New Castle Public library also offers a searchable index of obituaries and death notices. While copies of the actual text are still not available, the index allows people to pinpoint the newspaper that the information was published in as well as the page on which it was printed. Information is also available about the publication date. From there, users can locate the obituary whether it's printed on original newsprint or on a microfilm and pay for copies if they would like to take the information with them. For the most part, there is no charge for simply viewing the reference copy of the information.
Libraries throughout the state also offer access to genealogy websites that contain huge amounts of data that often includes obituary records. These websites are accessible by library card holders only, but many library systems throughout the country offer access. With a library card number, sites like AncestryLibrary, MyHeritage and Accessible Archives can be accessed from within the library as well as from your home computer with your library card information.
Entire copies of the newspapers for the last 30 or so years that cover Lebanon County can be accessed online with your library card. The Lebanon County Library website offers completes issues as digitized, and if the obituary was published in that area and in that time frame, you may luck out and not only be able to find out where it is, but also physically see a copy of it.
One of the things that you have to keep in mind while researching obituaries is that, unlike death certificates, they are not required documentation. When someone dies, the death certificate must be filed with the state by the doctor who pronounces the death or the funeral home who buries the deceased.

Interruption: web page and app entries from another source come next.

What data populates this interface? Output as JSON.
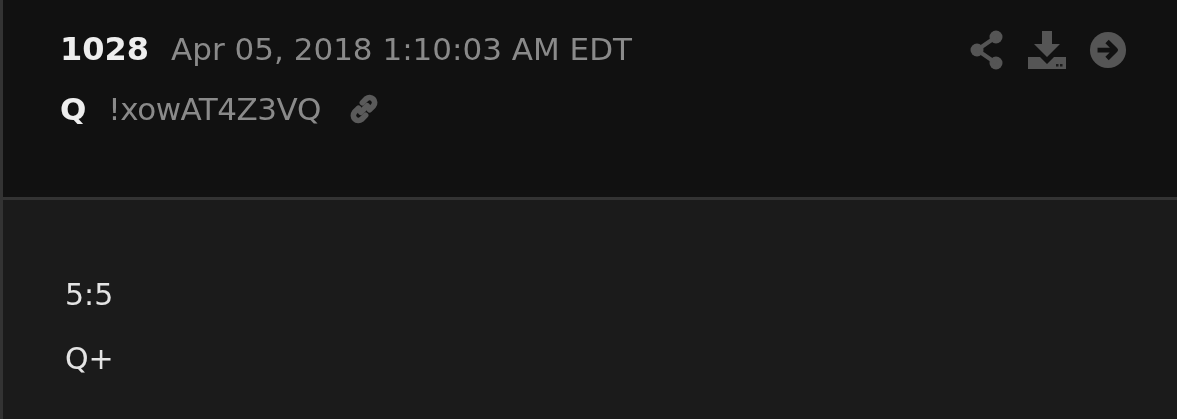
{
  "post": {
    "number": "1028",
    "timestamp": "Apr 05, 2018 1:10:03 AM EDT",
    "author": "Q",
    "tripcode": "!xowAT4Z3VQ",
    "lines": [
      "5:5",
      "Q+"
    ]
  }
}
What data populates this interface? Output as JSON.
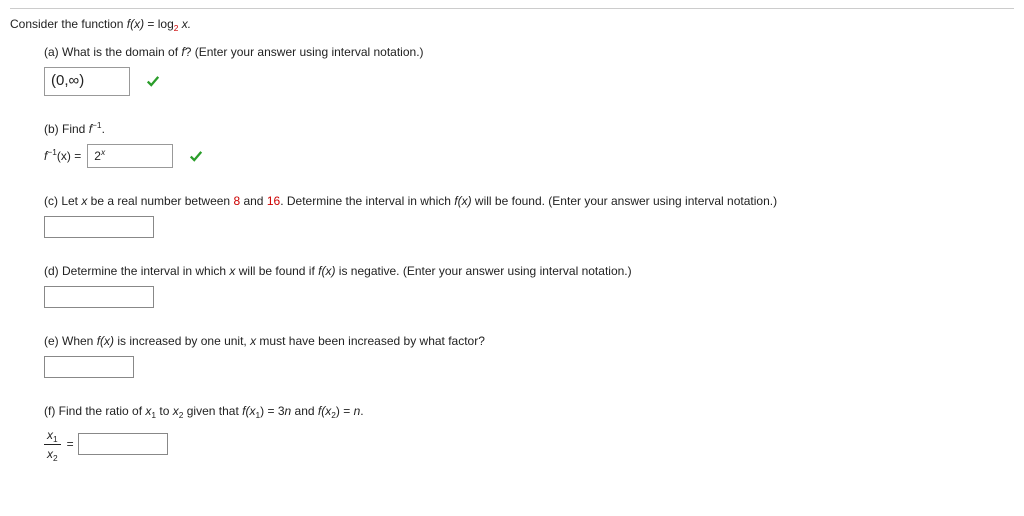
{
  "intro": {
    "prefix": "Consider the function  ",
    "fx": "f(x)",
    "equals": " = log",
    "base": "2",
    "arg": " x."
  },
  "a": {
    "prompt_prefix": "(a) What is the domain of ",
    "f": "f",
    "prompt_suffix": "? (Enter your answer using interval notation.)",
    "answer": "(0,∞)"
  },
  "b": {
    "prompt_prefix": "(b) Find  ",
    "sym": "f",
    "exp": "−1",
    "prompt_suffix": ".",
    "label_f": "f",
    "label_exp": "−1",
    "label_x": "(x)",
    "equals": " = ",
    "answer_base": "2",
    "answer_exp": "x"
  },
  "c": {
    "prefix": "(c) Let ",
    "x": "x",
    "p2": " be a real number between ",
    "n1": "8",
    "and": " and ",
    "n2": "16",
    "p3": ". Determine the interval in which  ",
    "fx": "f(x)",
    "p4": "  will be found. (Enter your answer using interval notation.)"
  },
  "d": {
    "prefix": "(d) Determine the interval in which ",
    "x": "x",
    "p2": " will be found if  ",
    "fx": "f(x)",
    "p3": "  is negative. (Enter your answer using interval notation.)"
  },
  "e": {
    "prefix": "(e) When  ",
    "fx": "f(x)",
    "p2": "  is increased by one unit, ",
    "x": "x",
    "p3": " must have been increased by what factor?"
  },
  "f": {
    "prefix": "(f) Find the ratio of  ",
    "x1": "x",
    "x1s": "1",
    "to": "  to  ",
    "x2": "x",
    "x2s": "2",
    "given": "  given that  ",
    "fx1": "f(x",
    "fx1s": "1",
    "fx1b": ")",
    "eq": " = 3",
    "n": "n",
    "and": "  and  ",
    "fx2": "f(x",
    "fx2s": "2",
    "fx2b": ")",
    "eq2": " = ",
    "n2": "n",
    "dot": ".",
    "frac_num_x": "x",
    "frac_num_s": "1",
    "frac_den_x": "x",
    "frac_den_s": "2",
    "equals": " = "
  }
}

Obituaries, on the other hand, are social conventions and not governmental requirements. This means that documentation that you're looking for may not be available because it never existed in the first place. In some cases, families are unable to afford the cost to publish in a newspaper. In others, there was no family of note at the time to publish the information. There are also people who ask that an obituary not be published when they pass away. All of these issues play into the problem of finding obituaries and further complicate the process. At very least, however, if a death certificate was published in the last 100 years, odds are that it is not only documented but available in certified copy.